| What to do |
Write the data out again exactly, with no pictures.

** Opening The data block **

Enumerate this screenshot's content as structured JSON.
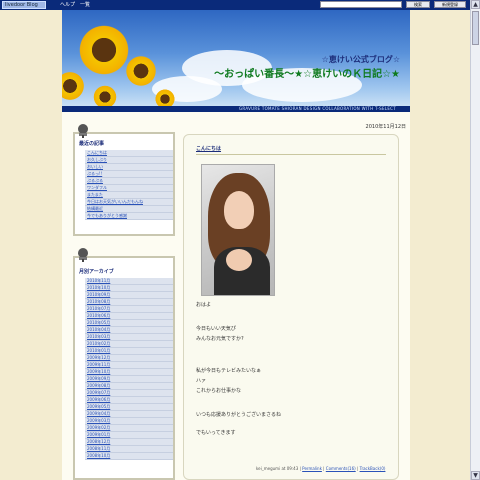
{
  "topbar": {
    "logo": "livedoor Blog",
    "links": "ヘルプ　一覧",
    "search_value": "",
    "btn1": "検索",
    "btn2": "新規登録"
  },
  "header": {
    "title1": "☆恵けい公式ブログ☆",
    "title2": "～おっぱい番長～★☆恵けいのＫ日記☆★",
    "credit": "GRAVURE TOMATE SHIORAN   DESIGN COLLABORATION WITH T-SELECT"
  },
  "sidebar": {
    "recent": {
      "title": "最近の記事",
      "items": [
        "こんにちは",
        "お久しぶり",
        "おいしい",
        "ぷるっ!!",
        "ぷるぷる",
        "ワンダフル",
        "またまた",
        "今日はお天気がいいんだもんね",
        "結構最近",
        "今でもありがとう感謝"
      ]
    },
    "archive": {
      "title": "月別アーカイブ",
      "items": [
        "2010年11月",
        "2010年10月",
        "2010年09月",
        "2010年08月",
        "2010年07月",
        "2010年06月",
        "2010年05月",
        "2010年04月",
        "2010年03月",
        "2010年02月",
        "2010年01月",
        "2009年12月",
        "2009年11月",
        "2009年10月",
        "2009年09月",
        "2009年08月",
        "2009年07月",
        "2009年06月",
        "2009年05月",
        "2009年04月",
        "2009年03月",
        "2009年02月",
        "2009年01月",
        "2008年12月",
        "2008年11月",
        "2008年10月"
      ]
    }
  },
  "entry": {
    "date": "2010年11月12日",
    "title": "こんにちは",
    "lines": [
      "おはよ",
      "",
      "今日もいい天気ぴ",
      "みんなお元気ですか?",
      "",
      "",
      "私が今日もテレビみたいなぁ",
      "ハァ",
      "これからお仕事かな",
      "",
      "いつも応援ありがとうございまさるね",
      "",
      "でもいってきます"
    ],
    "footer_author": "kei_megumi at 09:43",
    "footer_permalink": "Permalink",
    "footer_comments": "Comments(16)",
    "footer_trackback": "TrackBack(0)"
  },
  "colors": {
    "navy": "#0a2a7a",
    "page_bg": "#f3ecd0",
    "link": "#2a52b8",
    "title_green": "#0e7a1e"
  }
}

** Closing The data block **

| Expected answer |
Enumerate this screenshot's content as structured JSON.
{
  "topbar": {
    "logo": "livedoor Blog",
    "links": "ヘルプ　一覧",
    "search_value": "",
    "btn1": "検索",
    "btn2": "新規登録"
  },
  "header": {
    "title1": "☆恵けい公式ブログ☆",
    "title2": "～おっぱい番長～★☆恵けいのＫ日記☆★",
    "credit": "GRAVURE TOMATE SHIORAN   DESIGN COLLABORATION WITH T-SELECT"
  },
  "sidebar": {
    "recent": {
      "title": "最近の記事",
      "items": [
        "こんにちは",
        "お久しぶり",
        "おいしい",
        "ぷるっ!!",
        "ぷるぷる",
        "ワンダフル",
        "またまた",
        "今日はお天気がいいんだもんね",
        "結構最近",
        "今でもありがとう感謝"
      ]
    },
    "archive": {
      "title": "月別アーカイブ",
      "items": [
        "2010年11月",
        "2010年10月",
        "2010年09月",
        "2010年08月",
        "2010年07月",
        "2010年06月",
        "2010年05月",
        "2010年04月",
        "2010年03月",
        "2010年02月",
        "2010年01月",
        "2009年12月",
        "2009年11月",
        "2009年10月",
        "2009年09月",
        "2009年08月",
        "2009年07月",
        "2009年06月",
        "2009年05月",
        "2009年04月",
        "2009年03月",
        "2009年02月",
        "2009年01月",
        "2008年12月",
        "2008年11月",
        "2008年10月"
      ]
    }
  },
  "entry": {
    "date": "2010年11月12日",
    "title": "こんにちは",
    "lines": [
      "おはよ",
      "",
      "今日もいい天気ぴ",
      "みんなお元気ですか?",
      "",
      "",
      "私が今日もテレビみたいなぁ",
      "ハァ",
      "これからお仕事かな",
      "",
      "いつも応援ありがとうございまさるね",
      "",
      "でもいってきます"
    ],
    "footer_author": "kei_megumi at 09:43",
    "footer_permalink": "Permalink",
    "footer_comments": "Comments(16)",
    "footer_trackback": "TrackBack(0)"
  },
  "colors": {
    "navy": "#0a2a7a",
    "page_bg": "#f3ecd0",
    "link": "#2a52b8",
    "title_green": "#0e7a1e"
  }
}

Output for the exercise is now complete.